Data shown
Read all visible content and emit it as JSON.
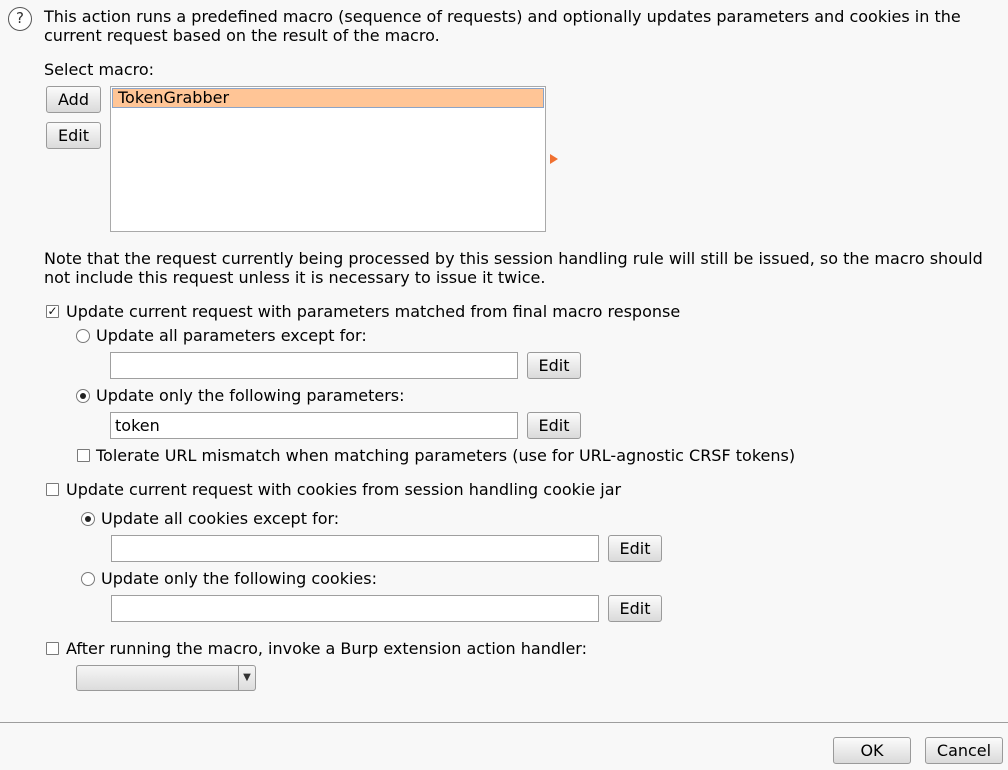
{
  "description": {
    "line1": "This action runs a predefined macro (sequence of requests) and optionally updates parameters and cookies in the",
    "line2": "current request based on the result of the macro."
  },
  "macro": {
    "label": "Select macro:",
    "add_label": "Add",
    "edit_label": "Edit",
    "items": [
      "TokenGrabber"
    ],
    "selected": "TokenGrabber"
  },
  "note": {
    "line1": "Note that the request currently being processed by this session handling rule will still be issued, so the macro should",
    "line2": "not include this request unless it is necessary to issue it twice."
  },
  "params": {
    "checkbox_label": "Update current request with parameters matched from final macro response",
    "checked": true,
    "except_label": "Update all parameters except for:",
    "except_value": "",
    "except_edit": "Edit",
    "only_label": "Update only the following parameters:",
    "only_value": "token",
    "only_edit": "Edit",
    "selected_option": "only",
    "tolerate_label": "Tolerate URL mismatch when matching parameters (use for URL-agnostic CRSF tokens)",
    "tolerate_checked": false
  },
  "cookies": {
    "checkbox_label": "Update current request with cookies from session handling cookie jar",
    "checked": false,
    "except_label": "Update all cookies except for:",
    "except_value": "",
    "except_edit": "Edit",
    "only_label": "Update only the following cookies:",
    "only_value": "",
    "only_edit": "Edit",
    "selected_option": "except"
  },
  "extension": {
    "checkbox_label": "After running the macro, invoke a Burp extension action handler:",
    "checked": false,
    "handler_value": ""
  },
  "footer": {
    "ok_label": "OK",
    "cancel_label": "Cancel"
  },
  "icons": {
    "help": "?",
    "check": "✓",
    "combo_arrow": "▼"
  },
  "colors": {
    "selection": "#ffc596",
    "accent_arrow": "#f07030"
  }
}
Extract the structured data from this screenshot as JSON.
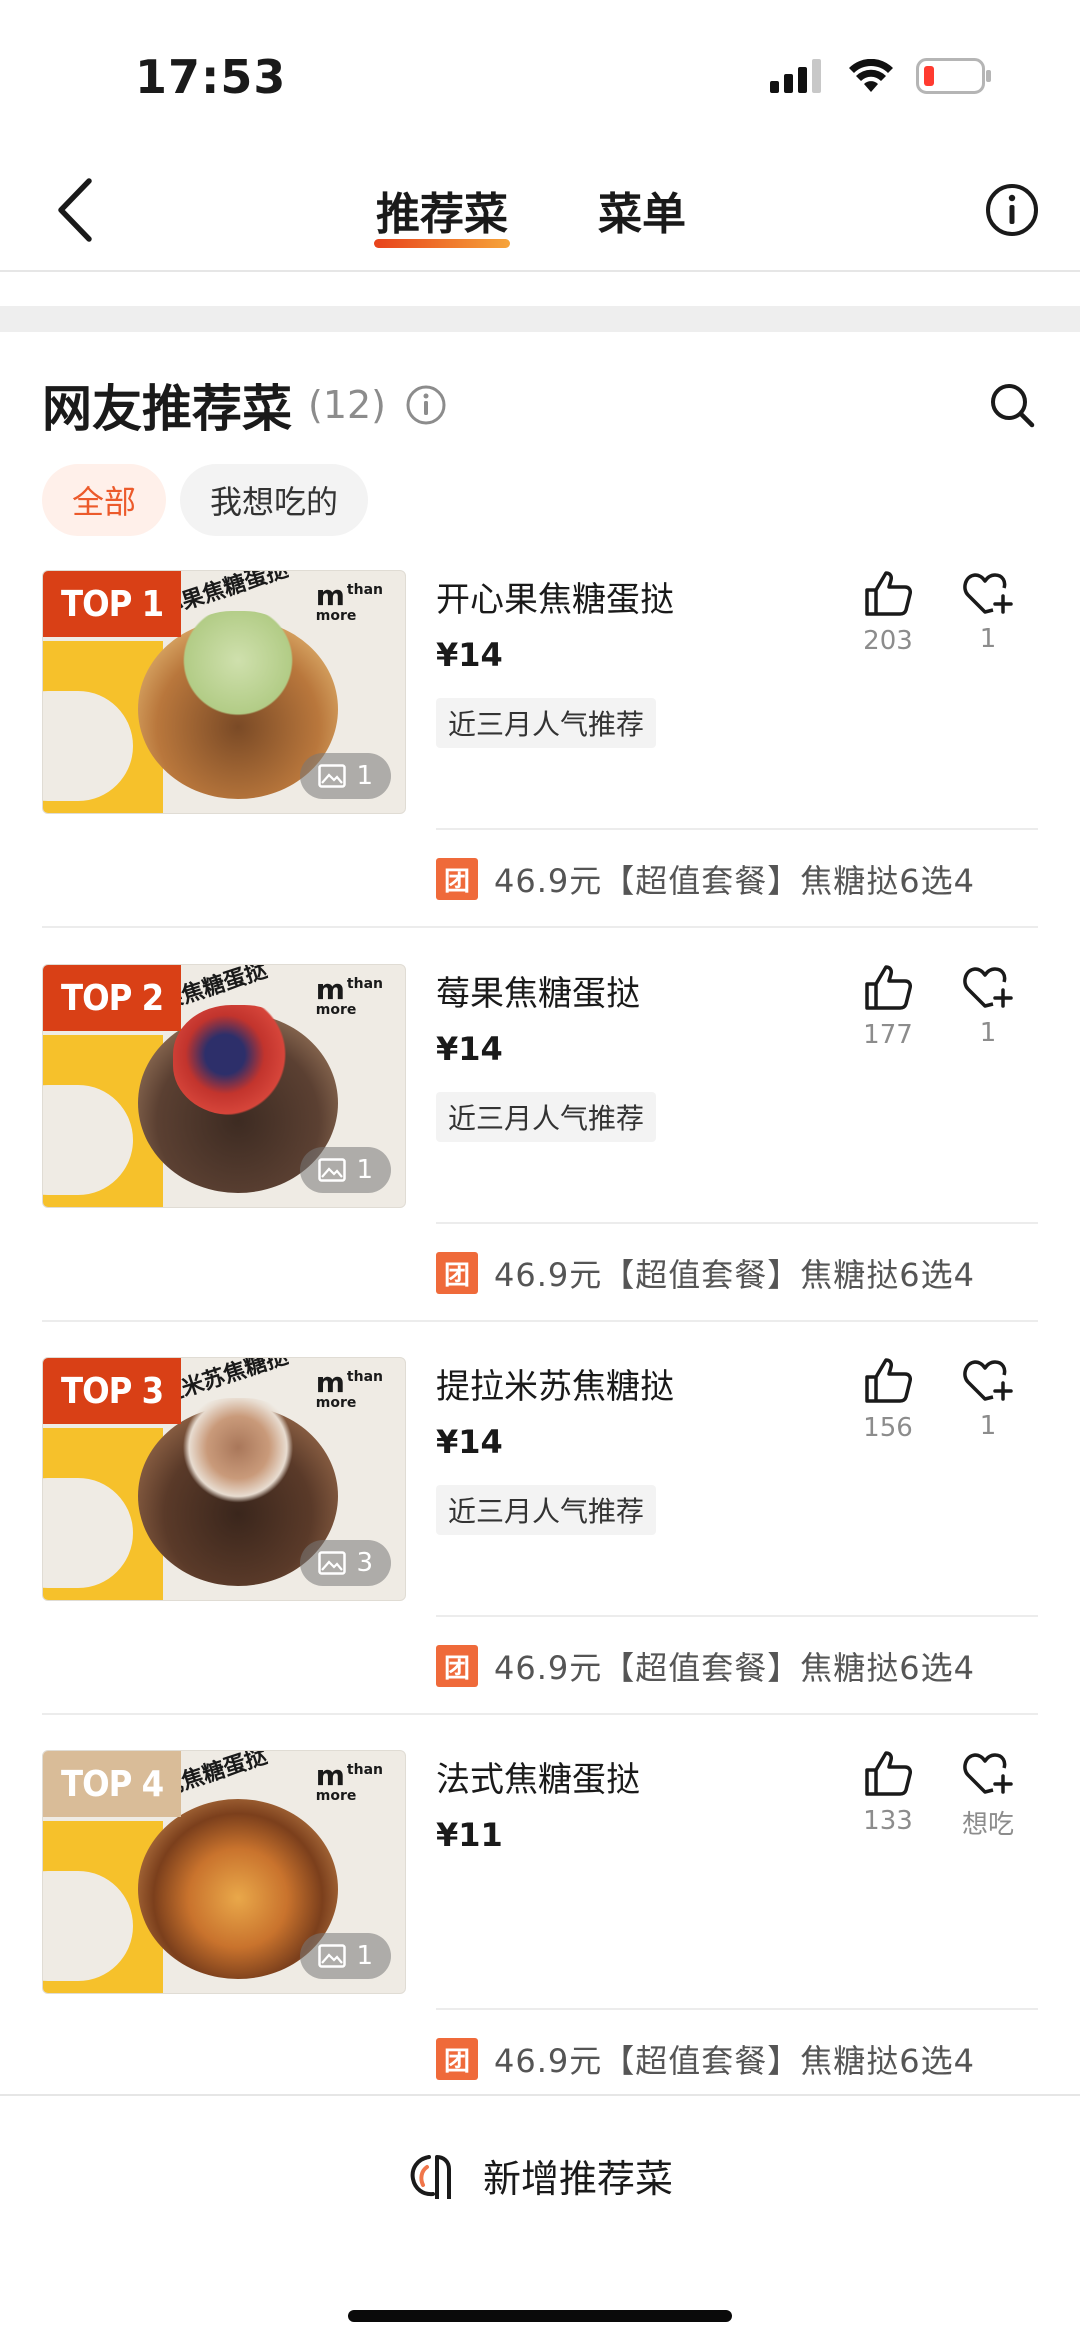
{
  "status_bar": {
    "time": "17:53",
    "icons": [
      "signal-icon",
      "wifi-icon",
      "battery-low-icon"
    ]
  },
  "nav": {
    "tabs": [
      {
        "label": "推荐菜",
        "active": true
      },
      {
        "label": "菜单",
        "active": false
      }
    ],
    "back_icon": "chevron-left-icon",
    "info_icon": "info-icon"
  },
  "section": {
    "title": "网友推荐菜",
    "count": "(12)"
  },
  "filters": [
    {
      "label": "全部",
      "active": true
    },
    {
      "label": "我想吃的",
      "active": false
    }
  ],
  "dishes": [
    {
      "rank": "TOP 1",
      "image_label": "开心果焦糖蛋挞",
      "name": "开心果焦糖蛋挞",
      "price": "¥14",
      "tag": "近三月人气推荐",
      "photos": "1",
      "likes": "203",
      "wants": "1",
      "deal_badge": "团",
      "deal": "46.9元【超值套餐】焦糖挞6选4"
    },
    {
      "rank": "TOP 2",
      "image_label": "莓果焦糖蛋挞",
      "name": "莓果焦糖蛋挞",
      "price": "¥14",
      "tag": "近三月人气推荐",
      "photos": "1",
      "likes": "177",
      "wants": "1",
      "deal_badge": "团",
      "deal": "46.9元【超值套餐】焦糖挞6选4"
    },
    {
      "rank": "TOP 3",
      "image_label": "提拉米苏焦糖挞",
      "name": "提拉米苏焦糖挞",
      "price": "¥14",
      "tag": "近三月人气推荐",
      "photos": "3",
      "likes": "156",
      "wants": "1",
      "deal_badge": "团",
      "deal": "46.9元【超值套餐】焦糖挞6选4"
    },
    {
      "rank": "TOP 4",
      "image_label": "法式焦糖蛋挞",
      "name": "法式焦糖蛋挞",
      "price": "¥11",
      "tag": "",
      "photos": "1",
      "likes": "133",
      "wants": "想吃",
      "deal_badge": "团",
      "deal": "46.9元【超值套餐】焦糖挞6选4"
    }
  ],
  "image_logo": {
    "mark": "m",
    "line1": "than",
    "line2": "more"
  },
  "bottom": {
    "add_label": "新增推荐菜"
  },
  "colors": {
    "accent": "#ec5a2b",
    "top_badge": "#d94016",
    "top_badge_alt": "#d9bc98",
    "deal_badge": "#ef6a3a",
    "brand_yellow": "#f6c12b"
  }
}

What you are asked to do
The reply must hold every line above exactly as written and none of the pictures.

Task result
Read all visible content and emit it as JSON.
{
  "description": {
    "line1": "This action runs a predefined macro (sequence of requests) and optionally updates parameters and cookies in the",
    "line2": "current request based on the result of the macro."
  },
  "macro": {
    "label": "Select macro:",
    "add_label": "Add",
    "edit_label": "Edit",
    "items": [
      "TokenGrabber"
    ],
    "selected": "TokenGrabber"
  },
  "note": {
    "line1": "Note that the request currently being processed by this session handling rule will still be issued, so the macro should",
    "line2": "not include this request unless it is necessary to issue it twice."
  },
  "params": {
    "checkbox_label": "Update current request with parameters matched from final macro response",
    "checked": true,
    "except_label": "Update all parameters except for:",
    "except_value": "",
    "except_edit": "Edit",
    "only_label": "Update only the following parameters:",
    "only_value": "token",
    "only_edit": "Edit",
    "selected_option": "only",
    "tolerate_label": "Tolerate URL mismatch when matching parameters (use for URL-agnostic CRSF tokens)",
    "tolerate_checked": false
  },
  "cookies": {
    "checkbox_label": "Update current request with cookies from session handling cookie jar",
    "checked": false,
    "except_label": "Update all cookies except for:",
    "except_value": "",
    "except_edit": "Edit",
    "only_label": "Update only the following cookies:",
    "only_value": "",
    "only_edit": "Edit",
    "selected_option": "except"
  },
  "extension": {
    "checkbox_label": "After running the macro, invoke a Burp extension action handler:",
    "checked": false,
    "handler_value": ""
  },
  "footer": {
    "ok_label": "OK",
    "cancel_label": "Cancel"
  },
  "icons": {
    "help": "?",
    "check": "✓",
    "combo_arrow": "▼"
  },
  "colors": {
    "selection": "#ffc596",
    "accent_arrow": "#f07030"
  }
}
Extract the structured data from this screenshot as JSON.
{
  "status_bar": {
    "time": "17:53",
    "icons": [
      "signal-icon",
      "wifi-icon",
      "battery-low-icon"
    ]
  },
  "nav": {
    "tabs": [
      {
        "label": "推荐菜",
        "active": true
      },
      {
        "label": "菜单",
        "active": false
      }
    ],
    "back_icon": "chevron-left-icon",
    "info_icon": "info-icon"
  },
  "section": {
    "title": "网友推荐菜",
    "count": "(12)"
  },
  "filters": [
    {
      "label": "全部",
      "active": true
    },
    {
      "label": "我想吃的",
      "active": false
    }
  ],
  "dishes": [
    {
      "rank": "TOP 1",
      "image_label": "开心果焦糖蛋挞",
      "name": "开心果焦糖蛋挞",
      "price": "¥14",
      "tag": "近三月人气推荐",
      "photos": "1",
      "likes": "203",
      "wants": "1",
      "deal_badge": "团",
      "deal": "46.9元【超值套餐】焦糖挞6选4"
    },
    {
      "rank": "TOP 2",
      "image_label": "莓果焦糖蛋挞",
      "name": "莓果焦糖蛋挞",
      "price": "¥14",
      "tag": "近三月人气推荐",
      "photos": "1",
      "likes": "177",
      "wants": "1",
      "deal_badge": "团",
      "deal": "46.9元【超值套餐】焦糖挞6选4"
    },
    {
      "rank": "TOP 3",
      "image_label": "提拉米苏焦糖挞",
      "name": "提拉米苏焦糖挞",
      "price": "¥14",
      "tag": "近三月人气推荐",
      "photos": "3",
      "likes": "156",
      "wants": "1",
      "deal_badge": "团",
      "deal": "46.9元【超值套餐】焦糖挞6选4"
    },
    {
      "rank": "TOP 4",
      "image_label": "法式焦糖蛋挞",
      "name": "法式焦糖蛋挞",
      "price": "¥11",
      "tag": "",
      "photos": "1",
      "likes": "133",
      "wants": "想吃",
      "deal_badge": "团",
      "deal": "46.9元【超值套餐】焦糖挞6选4"
    }
  ],
  "image_logo": {
    "mark": "m",
    "line1": "than",
    "line2": "more"
  },
  "bottom": {
    "add_label": "新增推荐菜"
  },
  "colors": {
    "accent": "#ec5a2b",
    "top_badge": "#d94016",
    "top_badge_alt": "#d9bc98",
    "deal_badge": "#ef6a3a",
    "brand_yellow": "#f6c12b"
  }
}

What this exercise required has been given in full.